- Presence of Tapetum Lucidum
There is one very important structure in a cat’s eye that is not present in humans. Behind the retina is the Tapetum Lucidum. This is a very thin layer of tissue that serves as a retroreflector. What it does is that it reflects light back to the retina where the photoreceptors are found. This structure is very common among nocturnal animals as well as creatures of the deep sea.
As the lens transmit light into the retina, there is a chance that some of this light may go beyond the retina. Since the Tapetum Lucidum is behind the retina, it bounces off stray light back to the retina. This can improve the night vision capabilities of cats since there is now more light that can stimulate the photoreceptors.
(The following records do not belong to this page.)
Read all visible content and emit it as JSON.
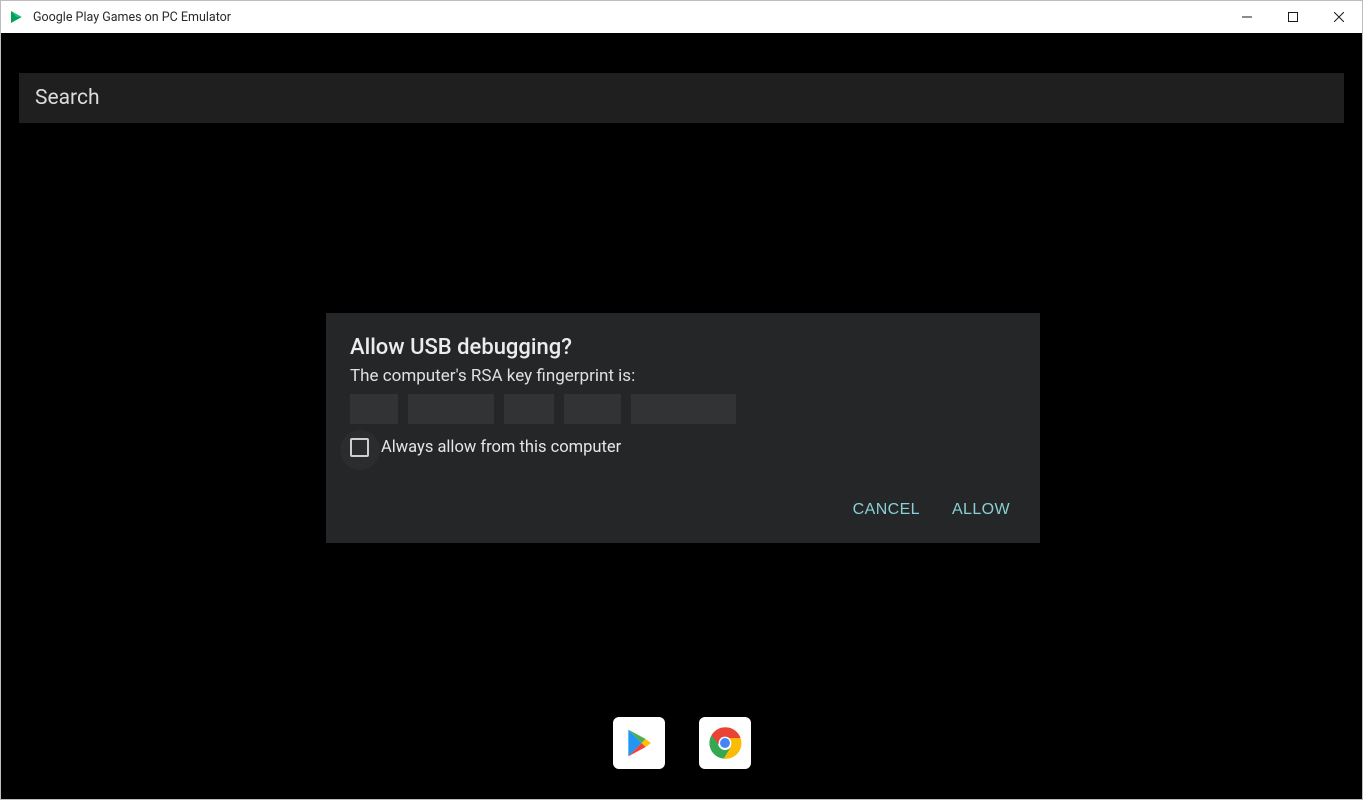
{
  "window": {
    "title": "Google Play Games on PC Emulator"
  },
  "search": {
    "placeholder": "Search"
  },
  "dialog": {
    "title": "Allow USB debugging?",
    "subtitle": "The computer's RSA key fingerprint is:",
    "checkbox_label": "Always allow from this computer",
    "cancel_label": "CANCEL",
    "allow_label": "ALLOW"
  },
  "dock": {
    "play_store": "Play Store",
    "chrome": "Chrome"
  }
}
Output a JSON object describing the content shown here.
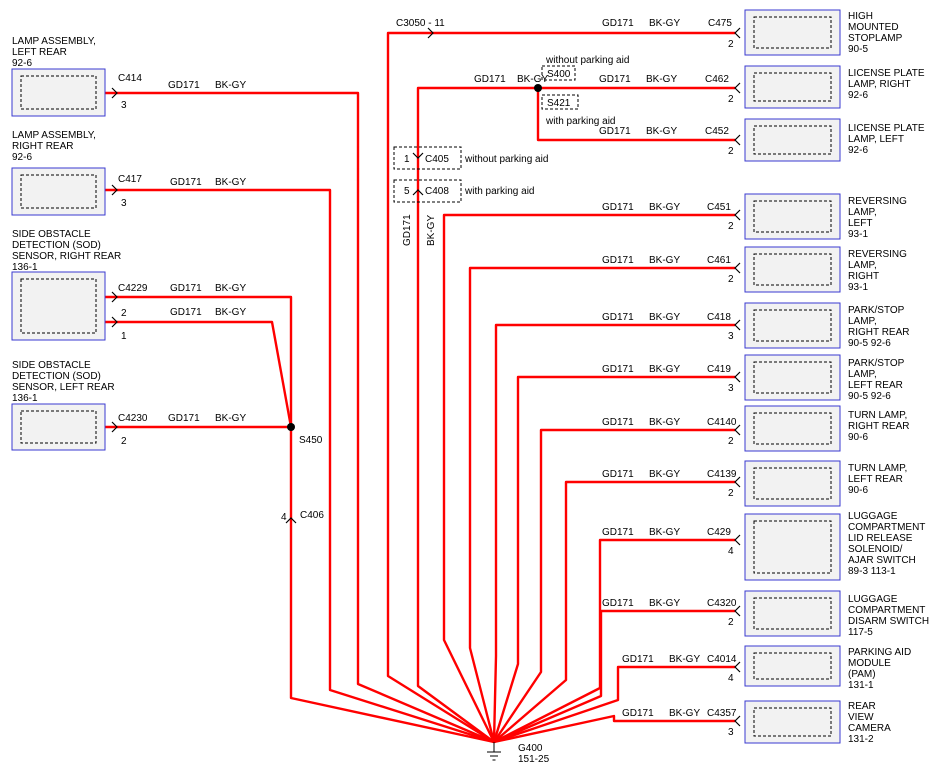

It is easy to identify the Tapetum Lucidum in cats. In low-light conditions, the Tapetum Lucidum is what we call the eyeshine or the “cat’s eye”.
- Vertical Orientation of the Pupils
The pupils are important structures of the eyes. Pupils regulate the amount of light that enters the eye. It changes the size of its opening relative to the level of ambient light.
In humans, the pupils have a rounded shape. In cats, the pupils are more elliptical. They are also oriented in a more vertical fashion. This allows the pupil to open a lot wider than that of humans. The wider the pupillary opening, the more light that can enter the eye.
From a constricted (small opening) state, human pupils can only widen up to 15 times. By comparison, a cat’s pupil can widen anywhere between 130 and 300 times its constricted size. Such a wide opening allows more light to enter. Regardless of how faint the light source can be, a cat’s wide-open pupil can still collect enough light to transmit to the retina.
How Cats Can See in the Dark
There are four principal features in the cat’s eye that allow it to see in the dark a lot better than human night vision.
Pupils that open wider than that of humans allow more light to enter the eyes, regardless of how faint the light is. As light hits the retina, the increased number of rods facilitates the generation of nerve impulses for transmission to the brain. Since there are more rods, they also provide a wider field of vision. This is important in improving night vision capabilities. To make sure that no light will ever escape the retina, the Tapetum Lucidum will reflect back whatever light escapes.
And that is how cats can see in the dark.